In fact, Scott hated the inclusion of this ending so much (it was added by the studio without consulting him) that when he got a chance to have input on a proper director’s cut, he immediately cut that shit out. In addition Scott saw to it that narration from Ford (which was similarly added without his input) was also cut. A decision we assume Ford fully supported given that he hated recording it in the first place.

You see, it’s noted that during the production of Blade Runner Warner Bros (the studio responsible for distributing the film) repeatedly made it known that they didn’t like the films ambiguous tone and pushed for a voice-over to explain what was going on. Something neither Ford nor Scott liked the idea of because it was supposed to be a fucking noir film.

However, at least according to Ford, it had been “tacitly agreed” during production that despite the studio’s push for a voice over, the final film would contain little to no narration. This changed though when Warner Bros previewed the film to test audiences and a number of them reported that they didn’t understand the film, presumably because they were idiots but also possibly because they were morons.

As a result, Ford was brought back in to record a voice over that explained everything that was going on. Something Ford has publicly voiced his displeasure about, noting wryly that the inclusion of the voice over turned Blade Runner into a film about a detective who did very little detecting“.

In fact Ford was so annoyed about being brought in to record the lines that he would reportedly criticise them mid-take and even laughed at how bad they were after recording them in full view of the guy who wrote them. The end result were line-reads so piss-poor that many assumed Ford had deliberately fucked them up in the hope they wouldn’t get used. A claim he has repeatedly denied, claiming that he simply did his best with the (exceptionally shitty) material he was given.

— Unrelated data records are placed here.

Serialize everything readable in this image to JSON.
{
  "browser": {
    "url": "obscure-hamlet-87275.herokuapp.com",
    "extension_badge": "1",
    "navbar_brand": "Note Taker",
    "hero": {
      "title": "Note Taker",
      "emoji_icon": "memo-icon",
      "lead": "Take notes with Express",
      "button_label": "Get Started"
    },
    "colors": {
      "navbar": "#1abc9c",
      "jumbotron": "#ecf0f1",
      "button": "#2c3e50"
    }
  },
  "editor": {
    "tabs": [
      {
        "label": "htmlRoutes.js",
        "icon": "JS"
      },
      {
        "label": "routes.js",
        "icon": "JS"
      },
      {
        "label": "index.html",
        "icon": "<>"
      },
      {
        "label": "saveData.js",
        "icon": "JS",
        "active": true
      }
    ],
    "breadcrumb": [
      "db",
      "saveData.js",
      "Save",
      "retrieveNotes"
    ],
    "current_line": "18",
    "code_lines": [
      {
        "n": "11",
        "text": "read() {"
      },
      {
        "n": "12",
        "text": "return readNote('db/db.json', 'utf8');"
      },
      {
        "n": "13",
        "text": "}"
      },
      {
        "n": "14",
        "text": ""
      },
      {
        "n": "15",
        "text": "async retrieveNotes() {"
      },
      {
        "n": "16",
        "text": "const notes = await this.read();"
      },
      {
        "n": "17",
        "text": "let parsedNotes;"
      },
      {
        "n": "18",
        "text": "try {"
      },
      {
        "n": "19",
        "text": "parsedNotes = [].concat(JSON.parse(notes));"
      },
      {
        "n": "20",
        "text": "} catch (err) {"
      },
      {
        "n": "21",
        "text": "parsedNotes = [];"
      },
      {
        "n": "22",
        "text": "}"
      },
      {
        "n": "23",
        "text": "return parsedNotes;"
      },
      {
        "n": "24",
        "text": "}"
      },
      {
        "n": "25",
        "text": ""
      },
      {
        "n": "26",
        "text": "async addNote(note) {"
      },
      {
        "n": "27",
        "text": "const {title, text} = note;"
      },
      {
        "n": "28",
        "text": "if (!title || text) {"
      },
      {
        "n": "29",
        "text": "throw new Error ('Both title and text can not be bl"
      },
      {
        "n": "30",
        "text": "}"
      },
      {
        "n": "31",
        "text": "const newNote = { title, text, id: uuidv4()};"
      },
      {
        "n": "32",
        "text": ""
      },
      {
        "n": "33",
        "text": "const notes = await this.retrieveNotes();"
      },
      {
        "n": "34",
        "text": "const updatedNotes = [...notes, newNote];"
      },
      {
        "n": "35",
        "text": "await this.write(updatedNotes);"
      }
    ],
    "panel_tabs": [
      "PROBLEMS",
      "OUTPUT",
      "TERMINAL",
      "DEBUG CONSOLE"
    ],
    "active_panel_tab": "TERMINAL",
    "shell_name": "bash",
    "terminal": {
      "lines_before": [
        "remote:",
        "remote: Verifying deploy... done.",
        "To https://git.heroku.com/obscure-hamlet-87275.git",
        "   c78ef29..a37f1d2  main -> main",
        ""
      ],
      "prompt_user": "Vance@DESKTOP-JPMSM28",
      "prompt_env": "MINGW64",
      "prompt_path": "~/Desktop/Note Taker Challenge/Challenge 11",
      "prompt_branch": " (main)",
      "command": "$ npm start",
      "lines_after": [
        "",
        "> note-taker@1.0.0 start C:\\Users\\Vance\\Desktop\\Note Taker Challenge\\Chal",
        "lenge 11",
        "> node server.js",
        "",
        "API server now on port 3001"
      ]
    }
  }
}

However, it’s also worth noting that Ford has openly admitted that he hated every second of the recording process and that he was dragged “kicking and screaming” into the recording booth to read the lines. Which probably explains why he sounds audibly pissed off during that version of the film. Then again, that’s pretty much Harrison Ford’s default mood so it’s hard to know for sure.